### Task prompt
Where does the word "eyebrow" appear in the entries below? Copy each line that holds it.

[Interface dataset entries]

- - - - - - -

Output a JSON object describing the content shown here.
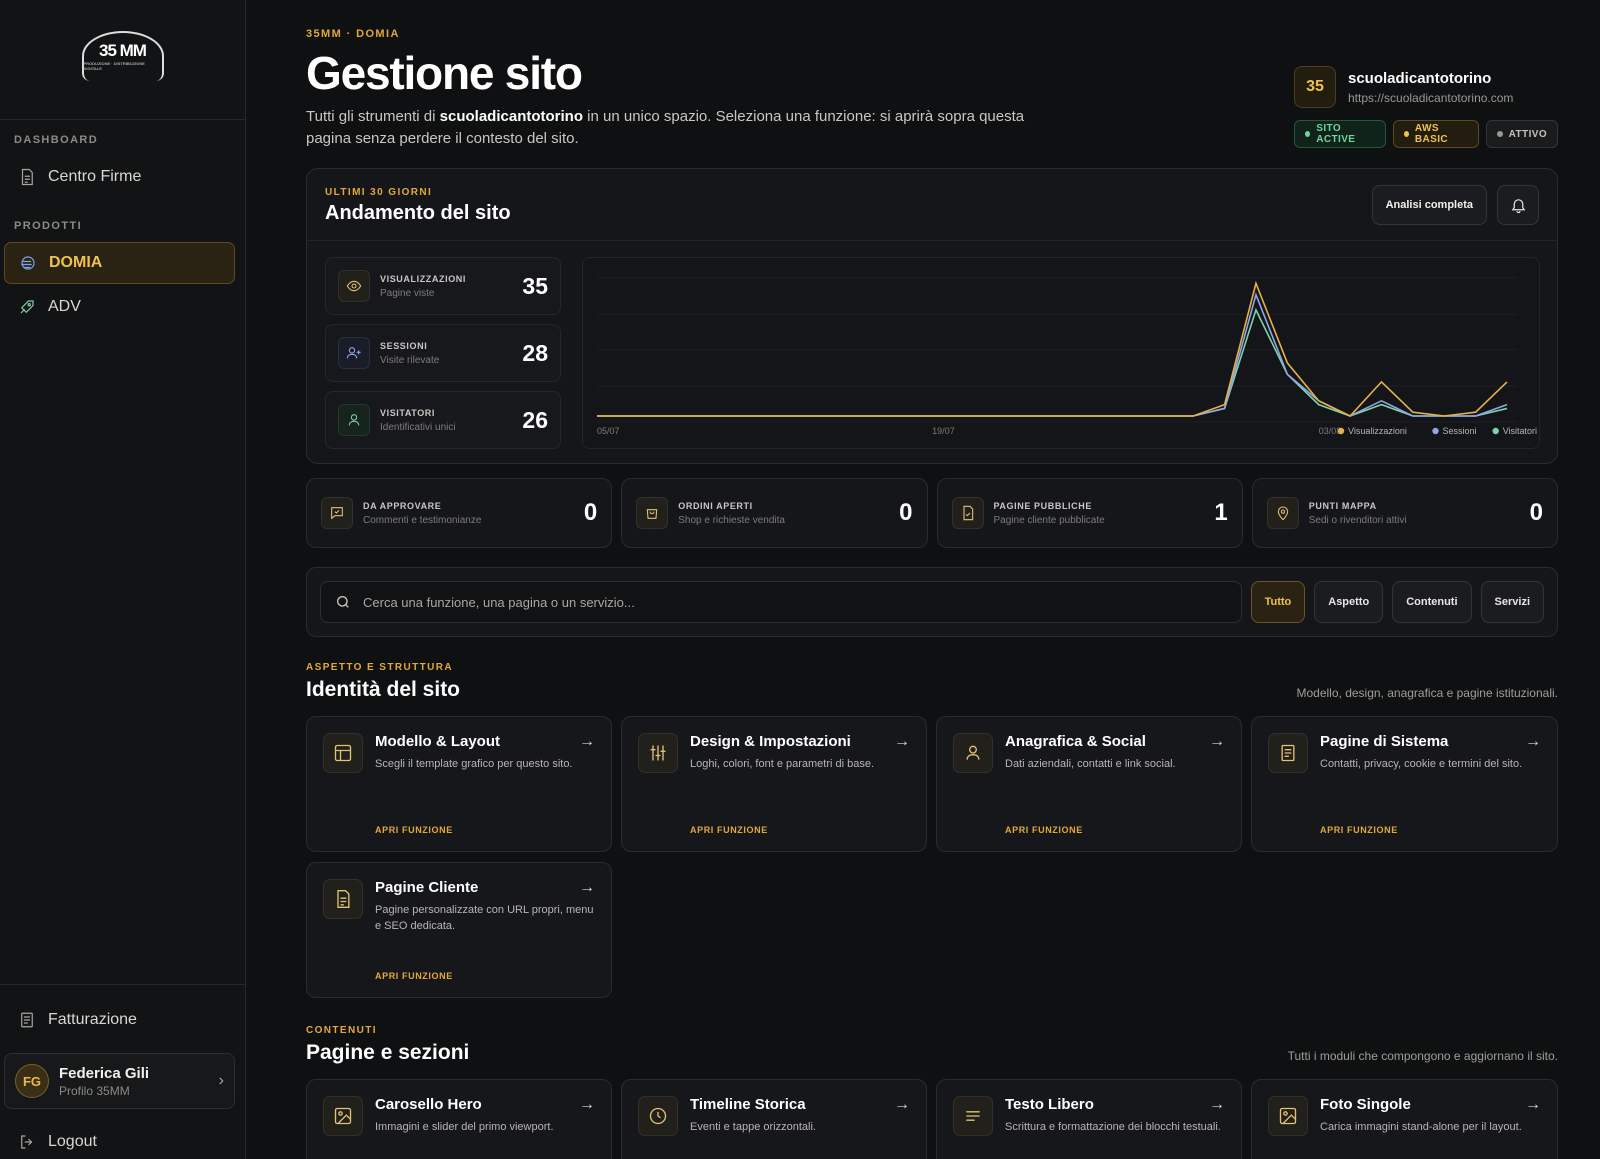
{
  "sidebar": {
    "logo_text": "35 MM",
    "logo_tag": "PRODUZIONE · DISTRIBUZIONE DIGITALE",
    "sections": {
      "dashboard": "DASHBOARD",
      "products": "PRODOTTI"
    },
    "items": {
      "centro_firme": "Centro Firme",
      "domia": "DOMIA",
      "adv": "ADV"
    },
    "billing": "Fatturazione",
    "user": {
      "initials": "FG",
      "name": "Federica Gili",
      "profile": "Profilo 35MM"
    },
    "logout": "Logout"
  },
  "header": {
    "eyebrow": "35MM · DOMIA",
    "title": "Gestione sito",
    "desc_pre": "Tutti gli strumenti di ",
    "desc_site": "scuoladicantotorino",
    "desc_post": " in un unico spazio. Seleziona una funzione: si aprirà sopra questa pagina senza perdere il contesto del sito."
  },
  "site": {
    "number": "35",
    "name": "scuoladicantotorino",
    "url": "https://scuoladicantotorino.com",
    "badges": [
      "SITO ACTIVE",
      "AWS BASIC",
      "ATTIVO"
    ]
  },
  "trend": {
    "eyebrow": "ULTIMI 30 GIORNI",
    "title": "Andamento del sito",
    "full_button": "Analisi completa",
    "stats": [
      {
        "label": "VISUALIZZAZIONI",
        "sub": "Pagine viste",
        "value": "35"
      },
      {
        "label": "SESSIONI",
        "sub": "Visite rilevate",
        "value": "28"
      },
      {
        "label": "VISITATORI",
        "sub": "Identificativi unici",
        "value": "26"
      }
    ]
  },
  "chart_data": {
    "type": "line",
    "x_ticks": [
      "05/07",
      "19/07",
      "03/08"
    ],
    "x_count": 30,
    "ylim": [
      0,
      38
    ],
    "series": [
      {
        "name": "Visualizzazioni",
        "color": "#e6b04a",
        "values": [
          0,
          0,
          0,
          0,
          0,
          0,
          0,
          0,
          0,
          0,
          0,
          0,
          0,
          0,
          0,
          0,
          0,
          0,
          0,
          0,
          3,
          35,
          14,
          4,
          0,
          9,
          1,
          0,
          1,
          9
        ]
      },
      {
        "name": "Sessioni",
        "color": "#8fa6e8",
        "values": [
          0,
          0,
          0,
          0,
          0,
          0,
          0,
          0,
          0,
          0,
          0,
          0,
          0,
          0,
          0,
          0,
          0,
          0,
          0,
          0,
          2,
          32,
          11,
          4,
          0,
          4,
          0,
          0,
          0,
          3
        ]
      },
      {
        "name": "Visitatori",
        "color": "#7fd0a8",
        "values": [
          0,
          0,
          0,
          0,
          0,
          0,
          0,
          0,
          0,
          0,
          0,
          0,
          0,
          0,
          0,
          0,
          0,
          0,
          0,
          0,
          2,
          28,
          11,
          3,
          0,
          3,
          0,
          0,
          0,
          2
        ]
      }
    ]
  },
  "kpis": [
    {
      "label": "DA APPROVARE",
      "sub": "Commenti e testimonianze",
      "value": "0"
    },
    {
      "label": "ORDINI APERTI",
      "sub": "Shop e richieste vendita",
      "value": "0"
    },
    {
      "label": "PAGINE PUBBLICHE",
      "sub": "Pagine cliente pubblicate",
      "value": "1"
    },
    {
      "label": "PUNTI MAPPA",
      "sub": "Sedi o rivenditori attivi",
      "value": "0"
    }
  ],
  "search": {
    "placeholder": "Cerca una funzione, una pagina o un servizio...",
    "filters": [
      "Tutto",
      "Aspetto",
      "Contenuti",
      "Servizi"
    ]
  },
  "identity": {
    "eyebrow": "ASPETTO E STRUTTURA",
    "title": "Identità del sito",
    "note": "Modello, design, anagrafica e pagine istituzionali.",
    "open_label": "APRI FUNZIONE",
    "cards": [
      {
        "title": "Modello & Layout",
        "desc": "Scegli il template grafico per questo sito."
      },
      {
        "title": "Design & Impostazioni",
        "desc": "Loghi, colori, font e parametri di base."
      },
      {
        "title": "Anagrafica & Social",
        "desc": "Dati aziendali, contatti e link social."
      },
      {
        "title": "Pagine di Sistema",
        "desc": "Contatti, privacy, cookie e termini del sito."
      },
      {
        "title": "Pagine Cliente",
        "desc": "Pagine personalizzate con URL propri, menu e SEO dedicata."
      }
    ]
  },
  "content": {
    "eyebrow": "CONTENUTI",
    "title": "Pagine e sezioni",
    "note": "Tutti i moduli che compongono e aggiornano il sito.",
    "cards": [
      {
        "title": "Carosello Hero",
        "desc": "Immagini e slider del primo viewport."
      },
      {
        "title": "Timeline Storica",
        "desc": "Eventi e tappe orizzontali."
      },
      {
        "title": "Testo Libero",
        "desc": "Scrittura e formattazione dei blocchi testuali."
      },
      {
        "title": "Foto Singole",
        "desc": "Carica immagini stand-alone per il layout."
      }
    ]
  }
}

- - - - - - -

### Exercise response
    "eyebrow": "35MM · DOMIA",
    "eyebrow": "ULTIMI 30 GIORNI",
    "eyebrow": "ASPETTO E STRUTTURA",
    "eyebrow": "CONTENUTI",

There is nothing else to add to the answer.